***** Information shown

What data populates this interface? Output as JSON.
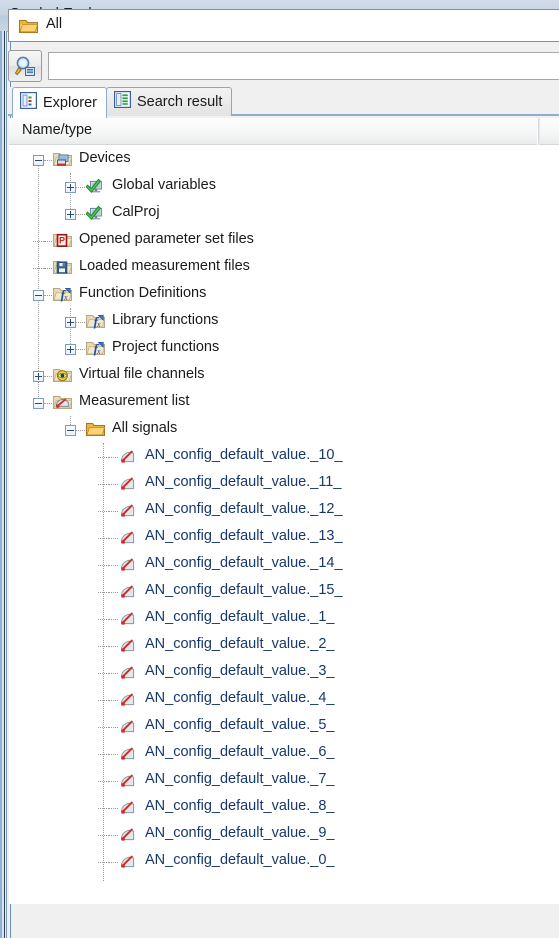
{
  "window": {
    "title": "Symbol Explorer"
  },
  "scope_bar": {
    "icon": "folder-icon",
    "label": "All"
  },
  "search": {
    "button_icon": "search-icon",
    "value": "",
    "placeholder": ""
  },
  "tabs": [
    {
      "label": "Explorer",
      "icon": "explorer-icon",
      "active": true
    },
    {
      "label": "Search result",
      "icon": "search-result-icon",
      "active": false
    }
  ],
  "tree_header": {
    "column_name": "Name/type"
  },
  "tree": [
    {
      "label": "Devices",
      "level": 0,
      "icon": "devices-folder-icon",
      "expander": "minus"
    },
    {
      "label": "Global variables",
      "level": 1,
      "icon": "green-check-monitor-icon",
      "expander": "plus"
    },
    {
      "label": "CalProj",
      "level": 1,
      "icon": "green-check-monitor-icon",
      "expander": "plus"
    },
    {
      "label": "Opened parameter set files",
      "level": 0,
      "icon": "parameter-set-folder-icon",
      "expander": "none"
    },
    {
      "label": "Loaded measurement files",
      "level": 0,
      "icon": "measurement-file-folder-icon",
      "expander": "none"
    },
    {
      "label": "Function Definitions",
      "level": 0,
      "icon": "function-folder-icon",
      "expander": "minus"
    },
    {
      "label": "Library functions",
      "level": 1,
      "icon": "function-folder-icon",
      "expander": "plus"
    },
    {
      "label": "Project functions",
      "level": 1,
      "icon": "function-folder-icon",
      "expander": "plus"
    },
    {
      "label": "Virtual file channels",
      "level": 0,
      "icon": "virtual-channel-folder-icon",
      "expander": "plus"
    },
    {
      "label": "Measurement list",
      "level": 0,
      "icon": "measurement-list-folder-icon",
      "expander": "minus"
    },
    {
      "label": "All signals",
      "level": 1,
      "icon": "folder-icon",
      "expander": "minus"
    },
    {
      "label": "AN_config_default_value._10_",
      "level": 2,
      "icon": "signal-gauge-icon",
      "expander": "none"
    },
    {
      "label": "AN_config_default_value._11_",
      "level": 2,
      "icon": "signal-gauge-icon",
      "expander": "none"
    },
    {
      "label": "AN_config_default_value._12_",
      "level": 2,
      "icon": "signal-gauge-icon",
      "expander": "none"
    },
    {
      "label": "AN_config_default_value._13_",
      "level": 2,
      "icon": "signal-gauge-icon",
      "expander": "none"
    },
    {
      "label": "AN_config_default_value._14_",
      "level": 2,
      "icon": "signal-gauge-icon",
      "expander": "none"
    },
    {
      "label": "AN_config_default_value._15_",
      "level": 2,
      "icon": "signal-gauge-icon",
      "expander": "none"
    },
    {
      "label": "AN_config_default_value._1_",
      "level": 2,
      "icon": "signal-gauge-icon",
      "expander": "none"
    },
    {
      "label": "AN_config_default_value._2_",
      "level": 2,
      "icon": "signal-gauge-icon",
      "expander": "none"
    },
    {
      "label": "AN_config_default_value._3_",
      "level": 2,
      "icon": "signal-gauge-icon",
      "expander": "none"
    },
    {
      "label": "AN_config_default_value._4_",
      "level": 2,
      "icon": "signal-gauge-icon",
      "expander": "none"
    },
    {
      "label": "AN_config_default_value._5_",
      "level": 2,
      "icon": "signal-gauge-icon",
      "expander": "none"
    },
    {
      "label": "AN_config_default_value._6_",
      "level": 2,
      "icon": "signal-gauge-icon",
      "expander": "none"
    },
    {
      "label": "AN_config_default_value._7_",
      "level": 2,
      "icon": "signal-gauge-icon",
      "expander": "none"
    },
    {
      "label": "AN_config_default_value._8_",
      "level": 2,
      "icon": "signal-gauge-icon",
      "expander": "none"
    },
    {
      "label": "AN_config_default_value._9_",
      "level": 2,
      "icon": "signal-gauge-icon",
      "expander": "none"
    },
    {
      "label": "AN_config_default_value._0_",
      "level": 2,
      "icon": "signal-gauge-icon",
      "expander": "none"
    }
  ],
  "colors": {
    "title_bar": "#c6d3e3",
    "signal_text": "#17386b",
    "tab_accent": "#8fadcb",
    "folder": "#f2c14e",
    "tree_text": "#1a1a1a"
  }
}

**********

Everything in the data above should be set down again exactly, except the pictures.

What data populates this interface? Output as JSON.
{
  "window": {
    "title": "Symbol Explorer"
  },
  "scope_bar": {
    "icon": "folder-icon",
    "label": "All"
  },
  "search": {
    "button_icon": "search-icon",
    "value": "",
    "placeholder": ""
  },
  "tabs": [
    {
      "label": "Explorer",
      "icon": "explorer-icon",
      "active": true
    },
    {
      "label": "Search result",
      "icon": "search-result-icon",
      "active": false
    }
  ],
  "tree_header": {
    "column_name": "Name/type"
  },
  "tree": [
    {
      "label": "Devices",
      "level": 0,
      "icon": "devices-folder-icon",
      "expander": "minus"
    },
    {
      "label": "Global variables",
      "level": 1,
      "icon": "green-check-monitor-icon",
      "expander": "plus"
    },
    {
      "label": "CalProj",
      "level": 1,
      "icon": "green-check-monitor-icon",
      "expander": "plus"
    },
    {
      "label": "Opened parameter set files",
      "level": 0,
      "icon": "parameter-set-folder-icon",
      "expander": "none"
    },
    {
      "label": "Loaded measurement files",
      "level": 0,
      "icon": "measurement-file-folder-icon",
      "expander": "none"
    },
    {
      "label": "Function Definitions",
      "level": 0,
      "icon": "function-folder-icon",
      "expander": "minus"
    },
    {
      "label": "Library functions",
      "level": 1,
      "icon": "function-folder-icon",
      "expander": "plus"
    },
    {
      "label": "Project functions",
      "level": 1,
      "icon": "function-folder-icon",
      "expander": "plus"
    },
    {
      "label": "Virtual file channels",
      "level": 0,
      "icon": "virtual-channel-folder-icon",
      "expander": "plus"
    },
    {
      "label": "Measurement list",
      "level": 0,
      "icon": "measurement-list-folder-icon",
      "expander": "minus"
    },
    {
      "label": "All signals",
      "level": 1,
      "icon": "folder-icon",
      "expander": "minus"
    },
    {
      "label": "AN_config_default_value._10_",
      "level": 2,
      "icon": "signal-gauge-icon",
      "expander": "none"
    },
    {
      "label": "AN_config_default_value._11_",
      "level": 2,
      "icon": "signal-gauge-icon",
      "expander": "none"
    },
    {
      "label": "AN_config_default_value._12_",
      "level": 2,
      "icon": "signal-gauge-icon",
      "expander": "none"
    },
    {
      "label": "AN_config_default_value._13_",
      "level": 2,
      "icon": "signal-gauge-icon",
      "expander": "none"
    },
    {
      "label": "AN_config_default_value._14_",
      "level": 2,
      "icon": "signal-gauge-icon",
      "expander": "none"
    },
    {
      "label": "AN_config_default_value._15_",
      "level": 2,
      "icon": "signal-gauge-icon",
      "expander": "none"
    },
    {
      "label": "AN_config_default_value._1_",
      "level": 2,
      "icon": "signal-gauge-icon",
      "expander": "none"
    },
    {
      "label": "AN_config_default_value._2_",
      "level": 2,
      "icon": "signal-gauge-icon",
      "expander": "none"
    },
    {
      "label": "AN_config_default_value._3_",
      "level": 2,
      "icon": "signal-gauge-icon",
      "expander": "none"
    },
    {
      "label": "AN_config_default_value._4_",
      "level": 2,
      "icon": "signal-gauge-icon",
      "expander": "none"
    },
    {
      "label": "AN_config_default_value._5_",
      "level": 2,
      "icon": "signal-gauge-icon",
      "expander": "none"
    },
    {
      "label": "AN_config_default_value._6_",
      "level": 2,
      "icon": "signal-gauge-icon",
      "expander": "none"
    },
    {
      "label": "AN_config_default_value._7_",
      "level": 2,
      "icon": "signal-gauge-icon",
      "expander": "none"
    },
    {
      "label": "AN_config_default_value._8_",
      "level": 2,
      "icon": "signal-gauge-icon",
      "expander": "none"
    },
    {
      "label": "AN_config_default_value._9_",
      "level": 2,
      "icon": "signal-gauge-icon",
      "expander": "none"
    },
    {
      "label": "AN_config_default_value._0_",
      "level": 2,
      "icon": "signal-gauge-icon",
      "expander": "none"
    }
  ],
  "colors": {
    "title_bar": "#c6d3e3",
    "signal_text": "#17386b",
    "tab_accent": "#8fadcb",
    "folder": "#f2c14e",
    "tree_text": "#1a1a1a"
  }
}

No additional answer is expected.